■ Try it:
Give back all of the records, exactly and completely.
-- Given data follows --
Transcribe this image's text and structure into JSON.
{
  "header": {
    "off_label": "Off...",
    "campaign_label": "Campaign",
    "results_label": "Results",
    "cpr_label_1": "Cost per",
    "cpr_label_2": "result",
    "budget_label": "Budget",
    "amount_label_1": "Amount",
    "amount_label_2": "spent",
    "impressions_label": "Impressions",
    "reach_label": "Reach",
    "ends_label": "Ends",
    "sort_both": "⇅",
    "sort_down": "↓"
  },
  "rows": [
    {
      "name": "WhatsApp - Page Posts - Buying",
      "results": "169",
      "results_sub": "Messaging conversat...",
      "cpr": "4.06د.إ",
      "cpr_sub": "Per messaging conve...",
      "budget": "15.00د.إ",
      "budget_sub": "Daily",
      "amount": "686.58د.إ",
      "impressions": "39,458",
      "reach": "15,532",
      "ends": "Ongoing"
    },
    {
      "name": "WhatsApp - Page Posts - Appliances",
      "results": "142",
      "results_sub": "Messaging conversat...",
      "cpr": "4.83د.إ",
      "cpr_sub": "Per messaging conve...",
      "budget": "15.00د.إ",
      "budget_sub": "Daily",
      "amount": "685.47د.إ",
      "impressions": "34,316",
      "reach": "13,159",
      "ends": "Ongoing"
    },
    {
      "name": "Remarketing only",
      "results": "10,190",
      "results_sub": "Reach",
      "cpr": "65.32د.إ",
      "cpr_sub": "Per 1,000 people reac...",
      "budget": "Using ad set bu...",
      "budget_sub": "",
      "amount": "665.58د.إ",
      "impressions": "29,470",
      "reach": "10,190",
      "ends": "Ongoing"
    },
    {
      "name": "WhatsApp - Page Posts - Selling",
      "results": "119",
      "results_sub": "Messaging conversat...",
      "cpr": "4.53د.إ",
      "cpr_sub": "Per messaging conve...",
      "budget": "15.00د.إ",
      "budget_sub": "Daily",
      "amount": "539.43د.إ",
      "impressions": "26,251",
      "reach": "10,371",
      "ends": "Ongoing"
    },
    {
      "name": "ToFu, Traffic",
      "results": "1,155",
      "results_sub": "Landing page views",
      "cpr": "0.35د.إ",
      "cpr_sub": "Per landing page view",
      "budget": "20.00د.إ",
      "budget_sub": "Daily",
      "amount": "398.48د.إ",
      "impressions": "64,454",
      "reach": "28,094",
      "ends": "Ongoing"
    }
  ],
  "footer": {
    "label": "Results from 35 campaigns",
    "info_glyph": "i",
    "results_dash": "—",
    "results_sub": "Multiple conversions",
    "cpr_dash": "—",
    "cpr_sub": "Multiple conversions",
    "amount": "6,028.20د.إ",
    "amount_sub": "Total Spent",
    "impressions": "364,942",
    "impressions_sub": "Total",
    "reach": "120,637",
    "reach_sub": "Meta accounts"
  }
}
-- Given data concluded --
■ Task solution:
Transcribe this image's text and structure into JSON.
{
  "header": {
    "off_label": "Off...",
    "campaign_label": "Campaign",
    "results_label": "Results",
    "cpr_label_1": "Cost per",
    "cpr_label_2": "result",
    "budget_label": "Budget",
    "amount_label_1": "Amount",
    "amount_label_2": "spent",
    "impressions_label": "Impressions",
    "reach_label": "Reach",
    "ends_label": "Ends",
    "sort_both": "⇅",
    "sort_down": "↓"
  },
  "rows": [
    {
      "name": "WhatsApp - Page Posts - Buying",
      "results": "169",
      "results_sub": "Messaging conversat...",
      "cpr": "4.06د.إ",
      "cpr_sub": "Per messaging conve...",
      "budget": "15.00د.إ",
      "budget_sub": "Daily",
      "amount": "686.58د.إ",
      "impressions": "39,458",
      "reach": "15,532",
      "ends": "Ongoing"
    },
    {
      "name": "WhatsApp - Page Posts - Appliances",
      "results": "142",
      "results_sub": "Messaging conversat...",
      "cpr": "4.83د.إ",
      "cpr_sub": "Per messaging conve...",
      "budget": "15.00د.إ",
      "budget_sub": "Daily",
      "amount": "685.47د.إ",
      "impressions": "34,316",
      "reach": "13,159",
      "ends": "Ongoing"
    },
    {
      "name": "Remarketing only",
      "results": "10,190",
      "results_sub": "Reach",
      "cpr": "65.32د.إ",
      "cpr_sub": "Per 1,000 people reac...",
      "budget": "Using ad set bu...",
      "budget_sub": "",
      "amount": "665.58د.إ",
      "impressions": "29,470",
      "reach": "10,190",
      "ends": "Ongoing"
    },
    {
      "name": "WhatsApp - Page Posts - Selling",
      "results": "119",
      "results_sub": "Messaging conversat...",
      "cpr": "4.53د.إ",
      "cpr_sub": "Per messaging conve...",
      "budget": "15.00د.إ",
      "budget_sub": "Daily",
      "amount": "539.43د.إ",
      "impressions": "26,251",
      "reach": "10,371",
      "ends": "Ongoing"
    },
    {
      "name": "ToFu, Traffic",
      "results": "1,155",
      "results_sub": "Landing page views",
      "cpr": "0.35د.إ",
      "cpr_sub": "Per landing page view",
      "budget": "20.00د.إ",
      "budget_sub": "Daily",
      "amount": "398.48د.إ",
      "impressions": "64,454",
      "reach": "28,094",
      "ends": "Ongoing"
    }
  ],
  "footer": {
    "label": "Results from 35 campaigns",
    "info_glyph": "i",
    "results_dash": "—",
    "results_sub": "Multiple conversions",
    "cpr_dash": "—",
    "cpr_sub": "Multiple conversions",
    "amount": "6,028.20د.إ",
    "amount_sub": "Total Spent",
    "impressions": "364,942",
    "impressions_sub": "Total",
    "reach": "120,637",
    "reach_sub": "Meta accounts"
  }
}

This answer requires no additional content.